* Anathem: Neal Stephenson, sci-fi
10th read, my favorite sci-fi novel of the last decade. Nerd teens investigate a mystery growing to loom over their sheltered existences.
How Not To Be Wrong: Jordan Ellenberg, pop sci
Really nice exploration of what math means as a practical matter.
This One Summer: Mariko Tamaki, Jillian Tamaki, fiction
Coming-of-age story at a summer cottage. Beautiful art and storytelling.
The Profitable Side Project Handbook: Rachel Andrew, business
Only informed by one project. “Start Small, Stay Small” is still a much better read on the same topic.

Final update: 2015-01-04

And now the year is over with a little over 100 books finished, depending on how the deliberately unfinished books and serial works are counted. And that count is indeed interesting to me: when I was a kid with no commitments I used to read 200-300 books per year, mostly light fiction. I knew I was down from that between reading email/blogs and having personal projects, but I had no intuition for how much.

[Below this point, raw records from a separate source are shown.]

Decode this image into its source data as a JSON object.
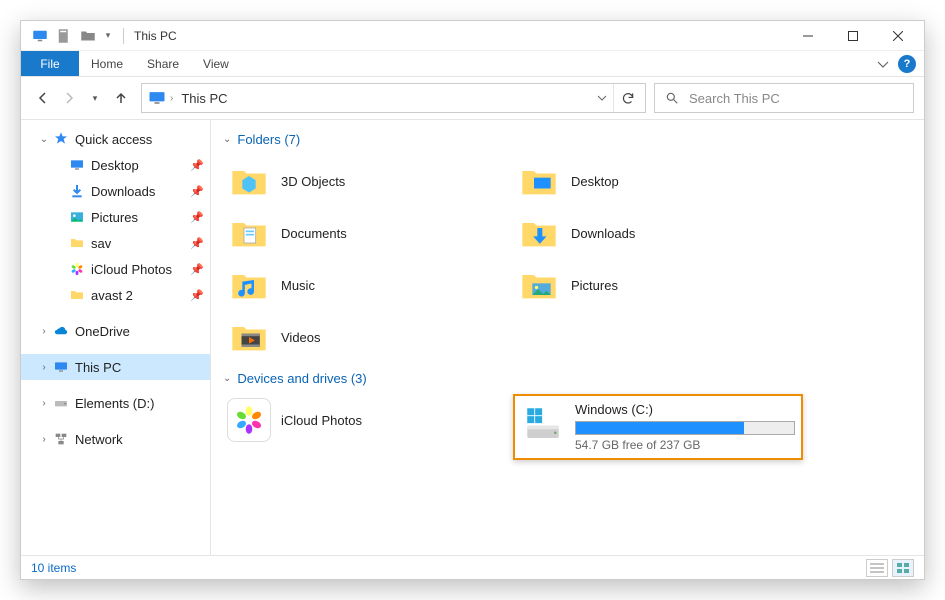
{
  "window": {
    "title": "This PC"
  },
  "ribbon": {
    "file": "File",
    "tabs": [
      "Home",
      "Share",
      "View"
    ]
  },
  "address": {
    "location": "This PC",
    "search_placeholder": "Search This PC"
  },
  "tree": {
    "quick_access": {
      "label": "Quick access",
      "expanded": true
    },
    "qa_items": [
      {
        "label": "Desktop",
        "icon": "desktop",
        "pinned": true
      },
      {
        "label": "Downloads",
        "icon": "downloads",
        "pinned": true
      },
      {
        "label": "Pictures",
        "icon": "pictures",
        "pinned": true
      },
      {
        "label": "sav",
        "icon": "folder",
        "pinned": true
      },
      {
        "label": "iCloud Photos",
        "icon": "icloud-photos",
        "pinned": true
      },
      {
        "label": "avast 2",
        "icon": "folder",
        "pinned": true
      }
    ],
    "onedrive": {
      "label": "OneDrive"
    },
    "thispc": {
      "label": "This PC",
      "selected": true
    },
    "elements": {
      "label": "Elements (D:)"
    },
    "network": {
      "label": "Network"
    }
  },
  "groups": {
    "folders": {
      "title": "Folders (7)",
      "items": [
        {
          "label": "3D Objects",
          "icon": "3dobjects"
        },
        {
          "label": "Desktop",
          "icon": "desktop-folder"
        },
        {
          "label": "Documents",
          "icon": "documents"
        },
        {
          "label": "Downloads",
          "icon": "downloads-folder"
        },
        {
          "label": "Music",
          "icon": "music"
        },
        {
          "label": "Pictures",
          "icon": "pictures-folder"
        },
        {
          "label": "Videos",
          "icon": "videos"
        }
      ]
    },
    "drives": {
      "title": "Devices and drives (3)",
      "items": [
        {
          "type": "app",
          "label": "iCloud Photos",
          "icon": "icloud-photos-app"
        },
        {
          "type": "drive",
          "label": "Windows (C:)",
          "free_text": "54.7 GB free of 237 GB",
          "free_gb": 54.7,
          "total_gb": 237,
          "used_pct": 77,
          "highlighted": true
        }
      ]
    }
  },
  "status": {
    "count_text": "10 items"
  }
}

This year I experimented with self-published fiction: Fine Structure, Ra, Worm, and Harry Potter and the Methods of Rationality (likely will be on next year’s list as the final chapters are published). I don’t think I’ll continue to do so. While self-published non-fiction has regularly been some of the best books I’ve ever read, the fiction is generally lower-quality. Not in the “this is just dumb” sense (well, Aurora was head-deskingly bad), in the “this needed an editor and another draft” sense. There’s too much entertainment out there to waste time with low quality. I also continue to dislike waiting on in-progress serial works (Ra, HPMOR, most TV, most comics) because of declining quality and attention lost to the Zeigarnik Effect.

This was also the first year I had an ebook reader on my phone. For a few decades I’ve almost always had a book or ereader with me, which is occasionally inconvenient (mostly in summer, when I have no large jacket pockets). I loaded it with light fiction (like all those cheesy Shadowrun novels) because I thought of it as alternative to serious reading. But I look back and see much more light fiction than I wanted, so I’m going to load it similarly or identically to my ereader (which as a much nicer screen for reading). Except for dense technical works my reading time is very fungible.

Keeping this list has already been useful for me. I’ve referred back to it to find books I wanted to recommend. When I’m reading, there’s been a small part of me reading more critically as it considers how to summarize the book (so I’ve also dropped more books, which I consider very positive). And it makes me happy to turn consumption into production. I’m going to continue keping this list.

In fact, I’m going to expand it. When I reread this list I can see gaps where I got pulled into playing 2048 or Crusader Kings II for endless hours. I’d like to take note games, movies, and TV because I have no intuition for how much of that I’m consuming.

Please post a comment if you’ve gotten anything out of these recommendations or have a list of your own to link to. And here’s 2015 Media Reviews.

Want more? I'm not as good at forgetting to update @pushcx on Twitter.